▶ _Record set_
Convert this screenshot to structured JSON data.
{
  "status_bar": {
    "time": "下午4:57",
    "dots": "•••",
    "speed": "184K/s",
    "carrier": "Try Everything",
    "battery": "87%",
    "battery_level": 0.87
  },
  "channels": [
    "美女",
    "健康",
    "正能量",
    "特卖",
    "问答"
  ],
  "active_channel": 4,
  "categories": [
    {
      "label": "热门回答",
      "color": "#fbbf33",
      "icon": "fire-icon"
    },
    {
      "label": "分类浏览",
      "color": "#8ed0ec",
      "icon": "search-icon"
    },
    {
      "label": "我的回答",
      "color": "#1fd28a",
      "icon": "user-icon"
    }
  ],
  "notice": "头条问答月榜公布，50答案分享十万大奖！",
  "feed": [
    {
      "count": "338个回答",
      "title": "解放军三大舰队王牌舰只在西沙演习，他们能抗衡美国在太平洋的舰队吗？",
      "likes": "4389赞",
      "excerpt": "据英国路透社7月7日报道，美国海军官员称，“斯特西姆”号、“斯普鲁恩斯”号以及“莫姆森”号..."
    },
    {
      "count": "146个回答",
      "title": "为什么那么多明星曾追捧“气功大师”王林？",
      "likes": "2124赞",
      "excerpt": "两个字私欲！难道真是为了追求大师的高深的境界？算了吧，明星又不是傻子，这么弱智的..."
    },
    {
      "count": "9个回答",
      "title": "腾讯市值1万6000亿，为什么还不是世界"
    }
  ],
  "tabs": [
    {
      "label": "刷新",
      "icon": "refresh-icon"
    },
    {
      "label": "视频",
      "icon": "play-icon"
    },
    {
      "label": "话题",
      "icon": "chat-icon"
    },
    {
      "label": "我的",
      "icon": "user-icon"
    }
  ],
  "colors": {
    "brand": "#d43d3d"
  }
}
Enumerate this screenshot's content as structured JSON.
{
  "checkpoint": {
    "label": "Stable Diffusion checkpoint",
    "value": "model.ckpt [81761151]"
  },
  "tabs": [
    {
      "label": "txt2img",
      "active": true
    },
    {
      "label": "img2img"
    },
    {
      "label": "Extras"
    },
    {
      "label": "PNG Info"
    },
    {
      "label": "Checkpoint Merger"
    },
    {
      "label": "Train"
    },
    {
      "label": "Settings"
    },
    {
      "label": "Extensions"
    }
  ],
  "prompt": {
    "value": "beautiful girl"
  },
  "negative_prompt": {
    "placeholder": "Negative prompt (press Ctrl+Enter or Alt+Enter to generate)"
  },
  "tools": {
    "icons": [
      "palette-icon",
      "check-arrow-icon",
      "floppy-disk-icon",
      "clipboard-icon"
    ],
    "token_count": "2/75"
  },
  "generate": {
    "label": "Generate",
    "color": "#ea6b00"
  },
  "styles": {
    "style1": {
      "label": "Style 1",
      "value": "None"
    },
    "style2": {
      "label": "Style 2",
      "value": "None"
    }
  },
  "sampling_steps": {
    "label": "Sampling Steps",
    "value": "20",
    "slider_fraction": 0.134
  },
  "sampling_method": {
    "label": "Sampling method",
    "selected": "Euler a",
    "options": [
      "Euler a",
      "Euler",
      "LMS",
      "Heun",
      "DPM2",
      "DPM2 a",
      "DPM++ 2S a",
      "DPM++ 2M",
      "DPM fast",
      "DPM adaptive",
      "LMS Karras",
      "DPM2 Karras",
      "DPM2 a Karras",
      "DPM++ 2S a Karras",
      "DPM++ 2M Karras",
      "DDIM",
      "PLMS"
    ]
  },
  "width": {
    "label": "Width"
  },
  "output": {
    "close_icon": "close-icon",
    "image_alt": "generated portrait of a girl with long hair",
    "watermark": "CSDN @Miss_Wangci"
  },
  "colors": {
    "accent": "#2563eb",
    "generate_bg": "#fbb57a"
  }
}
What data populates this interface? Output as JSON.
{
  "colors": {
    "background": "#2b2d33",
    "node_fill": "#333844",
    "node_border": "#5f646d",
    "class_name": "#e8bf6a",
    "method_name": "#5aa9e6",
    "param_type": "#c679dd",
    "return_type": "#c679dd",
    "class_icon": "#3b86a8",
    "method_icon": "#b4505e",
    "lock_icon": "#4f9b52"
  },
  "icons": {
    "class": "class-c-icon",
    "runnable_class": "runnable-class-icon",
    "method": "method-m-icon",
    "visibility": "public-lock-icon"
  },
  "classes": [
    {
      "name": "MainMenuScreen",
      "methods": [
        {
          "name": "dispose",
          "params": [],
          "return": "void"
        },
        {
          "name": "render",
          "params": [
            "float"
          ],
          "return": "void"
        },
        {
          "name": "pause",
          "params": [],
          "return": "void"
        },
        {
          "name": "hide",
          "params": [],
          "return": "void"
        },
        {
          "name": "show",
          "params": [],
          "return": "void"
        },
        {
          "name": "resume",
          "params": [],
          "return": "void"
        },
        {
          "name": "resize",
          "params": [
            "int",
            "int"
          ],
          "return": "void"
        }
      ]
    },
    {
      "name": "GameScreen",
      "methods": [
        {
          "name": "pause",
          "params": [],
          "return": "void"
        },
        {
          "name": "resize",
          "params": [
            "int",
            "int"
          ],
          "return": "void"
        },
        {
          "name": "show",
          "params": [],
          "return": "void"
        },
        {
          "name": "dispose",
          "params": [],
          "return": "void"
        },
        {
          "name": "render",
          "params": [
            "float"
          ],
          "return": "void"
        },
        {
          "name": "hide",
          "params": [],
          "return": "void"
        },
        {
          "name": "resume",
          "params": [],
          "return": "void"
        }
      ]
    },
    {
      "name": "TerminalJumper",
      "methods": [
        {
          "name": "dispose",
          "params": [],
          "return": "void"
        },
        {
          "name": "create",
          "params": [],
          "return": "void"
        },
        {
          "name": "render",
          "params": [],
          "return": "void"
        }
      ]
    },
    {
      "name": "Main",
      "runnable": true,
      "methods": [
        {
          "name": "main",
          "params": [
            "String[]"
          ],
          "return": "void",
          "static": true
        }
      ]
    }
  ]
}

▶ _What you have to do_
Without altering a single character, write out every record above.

▶ _Output of the task_
Convert this screenshot to structured JSON data.
{
  "status_bar": {
    "time": "下午4:57",
    "dots": "•••",
    "speed": "184K/s",
    "carrier": "Try Everything",
    "battery": "87%",
    "battery_level": 0.87
  },
  "channels": [
    "美女",
    "健康",
    "正能量",
    "特卖",
    "问答"
  ],
  "active_channel": 4,
  "categories": [
    {
      "label": "热门回答",
      "color": "#fbbf33",
      "icon": "fire-icon"
    },
    {
      "label": "分类浏览",
      "color": "#8ed0ec",
      "icon": "search-icon"
    },
    {
      "label": "我的回答",
      "color": "#1fd28a",
      "icon": "user-icon"
    }
  ],
  "notice": "头条问答月榜公布，50答案分享十万大奖！",
  "feed": [
    {
      "count": "338个回答",
      "title": "解放军三大舰队王牌舰只在西沙演习，他们能抗衡美国在太平洋的舰队吗？",
      "likes": "4389赞",
      "excerpt": "据英国路透社7月7日报道，美国海军官员称，“斯特西姆”号、“斯普鲁恩斯”号以及“莫姆森”号..."
    },
    {
      "count": "146个回答",
      "title": "为什么那么多明星曾追捧“气功大师”王林？",
      "likes": "2124赞",
      "excerpt": "两个字私欲！难道真是为了追求大师的高深的境界？算了吧，明星又不是傻子，这么弱智的..."
    },
    {
      "count": "9个回答",
      "title": "腾讯市值1万6000亿，为什么还不是世界"
    }
  ],
  "tabs": [
    {
      "label": "刷新",
      "icon": "refresh-icon"
    },
    {
      "label": "视频",
      "icon": "play-icon"
    },
    {
      "label": "话题",
      "icon": "chat-icon"
    },
    {
      "label": "我的",
      "icon": "user-icon"
    }
  ],
  "colors": {
    "brand": "#d43d3d"
  }
}
Enumerate this screenshot's content as structured JSON.
{
  "checkpoint": {
    "label": "Stable Diffusion checkpoint",
    "value": "model.ckpt [81761151]"
  },
  "tabs": [
    {
      "label": "txt2img",
      "active": true
    },
    {
      "label": "img2img"
    },
    {
      "label": "Extras"
    },
    {
      "label": "PNG Info"
    },
    {
      "label": "Checkpoint Merger"
    },
    {
      "label": "Train"
    },
    {
      "label": "Settings"
    },
    {
      "label": "Extensions"
    }
  ],
  "prompt": {
    "value": "beautiful girl"
  },
  "negative_prompt": {
    "placeholder": "Negative prompt (press Ctrl+Enter or Alt+Enter to generate)"
  },
  "tools": {
    "icons": [
      "palette-icon",
      "check-arrow-icon",
      "floppy-disk-icon",
      "clipboard-icon"
    ],
    "token_count": "2/75"
  },
  "generate": {
    "label": "Generate",
    "color": "#ea6b00"
  },
  "styles": {
    "style1": {
      "label": "Style 1",
      "value": "None"
    },
    "style2": {
      "label": "Style 2",
      "value": "None"
    }
  },
  "sampling_steps": {
    "label": "Sampling Steps",
    "value": "20",
    "slider_fraction": 0.134
  },
  "sampling_method": {
    "label": "Sampling method",
    "selected": "Euler a",
    "options": [
      "Euler a",
      "Euler",
      "LMS",
      "Heun",
      "DPM2",
      "DPM2 a",
      "DPM++ 2S a",
      "DPM++ 2M",
      "DPM fast",
      "DPM adaptive",
      "LMS Karras",
      "DPM2 Karras",
      "DPM2 a Karras",
      "DPM++ 2S a Karras",
      "DPM++ 2M Karras",
      "DDIM",
      "PLMS"
    ]
  },
  "width": {
    "label": "Width"
  },
  "output": {
    "close_icon": "close-icon",
    "image_alt": "generated portrait of a girl with long hair",
    "watermark": "CSDN @Miss_Wangci"
  },
  "colors": {
    "accent": "#2563eb",
    "generate_bg": "#fbb57a"
  }
}
What data populates this interface? Output as JSON.
{
  "colors": {
    "background": "#2b2d33",
    "node_fill": "#333844",
    "node_border": "#5f646d",
    "class_name": "#e8bf6a",
    "method_name": "#5aa9e6",
    "param_type": "#c679dd",
    "return_type": "#c679dd",
    "class_icon": "#3b86a8",
    "method_icon": "#b4505e",
    "lock_icon": "#4f9b52"
  },
  "icons": {
    "class": "class-c-icon",
    "runnable_class": "runnable-class-icon",
    "method": "method-m-icon",
    "visibility": "public-lock-icon"
  },
  "classes": [
    {
      "name": "MainMenuScreen",
      "methods": [
        {
          "name": "dispose",
          "params": [],
          "return": "void"
        },
        {
          "name": "render",
          "params": [
            "float"
          ],
          "return": "void"
        },
        {
          "name": "pause",
          "params": [],
          "return": "void"
        },
        {
          "name": "hide",
          "params": [],
          "return": "void"
        },
        {
          "name": "show",
          "params": [],
          "return": "void"
        },
        {
          "name": "resume",
          "params": [],
          "return": "void"
        },
        {
          "name": "resize",
          "params": [
            "int",
            "int"
          ],
          "return": "void"
        }
      ]
    },
    {
      "name": "GameScreen",
      "methods": [
        {
          "name": "pause",
          "params": [],
          "return": "void"
        },
        {
          "name": "resize",
          "params": [
            "int",
            "int"
          ],
          "return": "void"
        },
        {
          "name": "show",
          "params": [],
          "return": "void"
        },
        {
          "name": "dispose",
          "params": [],
          "return": "void"
        },
        {
          "name": "render",
          "params": [
            "float"
          ],
          "return": "void"
        },
        {
          "name": "hide",
          "params": [],
          "return": "void"
        },
        {
          "name": "resume",
          "params": [],
          "return": "void"
        }
      ]
    },
    {
      "name": "TerminalJumper",
      "methods": [
        {
          "name": "dispose",
          "params": [],
          "return": "void"
        },
        {
          "name": "create",
          "params": [],
          "return": "void"
        },
        {
          "name": "render",
          "params": [],
          "return": "void"
        }
      ]
    },
    {
      "name": "Main",
      "runnable": true,
      "methods": [
        {
          "name": "main",
          "params": [
            "String[]"
          ],
          "return": "void",
          "static": true
        }
      ]
    }
  ]
}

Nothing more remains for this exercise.